Virginia’s history of producing wine goes all the way back to early European colonization in the 17th century, In 1619, during the first meeting of the representative assembly of English America, “Acte 12” was passed which required colonists in Virginia to start planting vineyards.
Thomas Jefferson was once considered to be one of the most important patrons of the American wine industry and, in the early 1800s, he chose to establish two of his own vineyards in Virginia. However, he was unsuccessful in growing European grape varieties in his own orchard as a result of their natural vulnerability to black rot. Many attempts to use European grape varieties followed but major success has only really been seen in the last few decades.

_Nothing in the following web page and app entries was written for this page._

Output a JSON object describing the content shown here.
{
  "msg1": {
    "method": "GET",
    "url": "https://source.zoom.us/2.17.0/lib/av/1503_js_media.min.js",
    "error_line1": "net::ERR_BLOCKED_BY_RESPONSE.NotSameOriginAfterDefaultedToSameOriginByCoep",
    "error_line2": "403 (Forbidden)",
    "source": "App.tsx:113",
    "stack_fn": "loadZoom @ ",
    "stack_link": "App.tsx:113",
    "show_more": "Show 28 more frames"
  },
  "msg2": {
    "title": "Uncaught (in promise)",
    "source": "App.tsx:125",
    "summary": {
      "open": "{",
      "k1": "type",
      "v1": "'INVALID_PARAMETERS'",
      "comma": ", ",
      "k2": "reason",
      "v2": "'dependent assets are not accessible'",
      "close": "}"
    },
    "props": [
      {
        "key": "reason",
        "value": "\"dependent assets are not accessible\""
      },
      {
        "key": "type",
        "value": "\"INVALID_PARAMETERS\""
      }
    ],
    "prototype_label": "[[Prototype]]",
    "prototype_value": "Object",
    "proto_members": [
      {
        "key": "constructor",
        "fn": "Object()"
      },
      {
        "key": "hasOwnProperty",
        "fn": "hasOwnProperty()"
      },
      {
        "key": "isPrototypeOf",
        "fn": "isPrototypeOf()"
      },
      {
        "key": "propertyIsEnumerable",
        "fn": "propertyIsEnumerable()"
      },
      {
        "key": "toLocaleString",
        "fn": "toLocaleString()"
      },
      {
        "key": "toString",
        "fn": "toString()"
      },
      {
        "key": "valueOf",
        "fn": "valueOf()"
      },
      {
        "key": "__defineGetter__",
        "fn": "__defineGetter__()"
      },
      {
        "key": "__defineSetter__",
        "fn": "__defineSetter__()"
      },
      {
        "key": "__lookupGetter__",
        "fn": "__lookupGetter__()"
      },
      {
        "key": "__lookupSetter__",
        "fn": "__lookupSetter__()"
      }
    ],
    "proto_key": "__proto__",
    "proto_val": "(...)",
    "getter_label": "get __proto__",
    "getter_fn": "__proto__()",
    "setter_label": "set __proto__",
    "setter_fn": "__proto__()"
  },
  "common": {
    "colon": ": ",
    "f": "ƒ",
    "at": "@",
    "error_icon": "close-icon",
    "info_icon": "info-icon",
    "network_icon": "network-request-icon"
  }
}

Another important patron of the American wine industry happens to be the rock star, Dave Matthews. He purchased the Blenheim Vineyards outside of Charlottesville in 1999 to “preserve Blenheim’s historical significance”.
Virginia suffers very hot and humid summers, which has always made it difficult for people to successfully grow common varieties of grape that are typically used in Europe. That has made grape growing difficult in years gone by, but over the last two decades, innovation has helped the industry boom.
The Virginia Wine Board has designated Viognier as the state’s official signature grape.
The Virginia wine country is home a variety of lesser known grapes too, including Petit Manseng, a white wine grape that produces a highly floral aromatic, sweet wine. (It pairs well with cheese, fruit and salt foods.)
October has been designated the Virginia Wine Month, making it a great time of year to visit the area if you’re interested in discovering new wine and learning more about the industry. If you would like to celebrate the growing wine industry in Virginia, head over to the Annual Norton Wine and Bluegrass Festival, the Annual Harvest Festival, or any of the other major events happening throughout October.
During the early 1900s, Charlottesville, Virginia, was declared to be the Capital of the Wine Belt in Virginia, by the Monticello Wine Company.